Skip the images and return the records below exactly.

■ ■ ■

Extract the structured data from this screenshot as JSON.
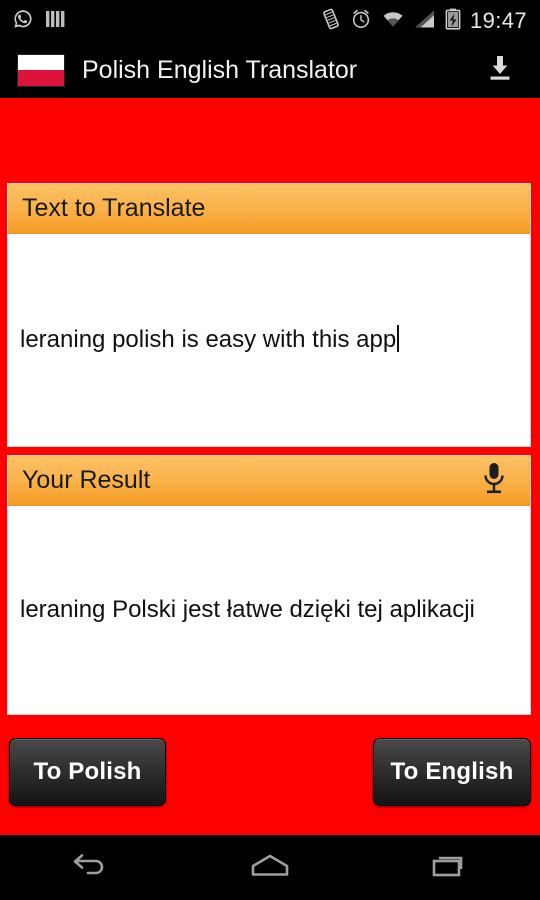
{
  "statusbar": {
    "time": "19:47",
    "left_icons": [
      {
        "name": "whatsapp-icon",
        "label": "WhatsApp"
      },
      {
        "name": "bars-icon",
        "label": "Bars"
      }
    ],
    "right_icons": [
      {
        "name": "vibrate-icon",
        "label": "Vibrate"
      },
      {
        "name": "alarm-clock-icon",
        "label": "Alarm"
      },
      {
        "name": "wifi-icon",
        "label": "Wi-Fi"
      },
      {
        "name": "cell-signal-icon",
        "label": "Signal"
      },
      {
        "name": "battery-charging-icon",
        "label": "Battery charging"
      }
    ]
  },
  "actionbar": {
    "title": "Polish English Translator",
    "flag_icon": "polish-flag-icon",
    "download_icon": "download-icon"
  },
  "panels": {
    "input": {
      "header": "Text to Translate",
      "value": "leraning polish is easy with this app",
      "placeholder": "Text to Translate"
    },
    "result": {
      "header": "Your Result",
      "value": "leraning Polski jest łatwe dzięki tej aplikacji",
      "mic_icon": "microphone-icon"
    }
  },
  "buttons": {
    "to_polish": "To Polish",
    "to_english": "To English"
  },
  "navbar": {
    "back": "back-icon",
    "home": "home-icon",
    "recents": "recents-icon"
  },
  "colors": {
    "background_red": "#FF0000",
    "header_orange_top": "#FBC164",
    "header_orange_bottom": "#F59C26",
    "flag_red": "#DC143C",
    "button_dark": "#2E2E2E",
    "bar_black": "#000000"
  }
}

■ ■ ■

Reply:
Extract the structured data from this screenshot as JSON.
{
  "statusbar": {
    "time": "19:47",
    "left_icons": [
      {
        "name": "whatsapp-icon",
        "label": "WhatsApp"
      },
      {
        "name": "bars-icon",
        "label": "Bars"
      }
    ],
    "right_icons": [
      {
        "name": "vibrate-icon",
        "label": "Vibrate"
      },
      {
        "name": "alarm-clock-icon",
        "label": "Alarm"
      },
      {
        "name": "wifi-icon",
        "label": "Wi-Fi"
      },
      {
        "name": "cell-signal-icon",
        "label": "Signal"
      },
      {
        "name": "battery-charging-icon",
        "label": "Battery charging"
      }
    ]
  },
  "actionbar": {
    "title": "Polish English Translator",
    "flag_icon": "polish-flag-icon",
    "download_icon": "download-icon"
  },
  "panels": {
    "input": {
      "header": "Text to Translate",
      "value": "leraning polish is easy with this app",
      "placeholder": "Text to Translate"
    },
    "result": {
      "header": "Your Result",
      "value": "leraning Polski jest łatwe dzięki tej aplikacji",
      "mic_icon": "microphone-icon"
    }
  },
  "buttons": {
    "to_polish": "To Polish",
    "to_english": "To English"
  },
  "navbar": {
    "back": "back-icon",
    "home": "home-icon",
    "recents": "recents-icon"
  },
  "colors": {
    "background_red": "#FF0000",
    "header_orange_top": "#FBC164",
    "header_orange_bottom": "#F59C26",
    "flag_red": "#DC143C",
    "button_dark": "#2E2E2E",
    "bar_black": "#000000"
  }
}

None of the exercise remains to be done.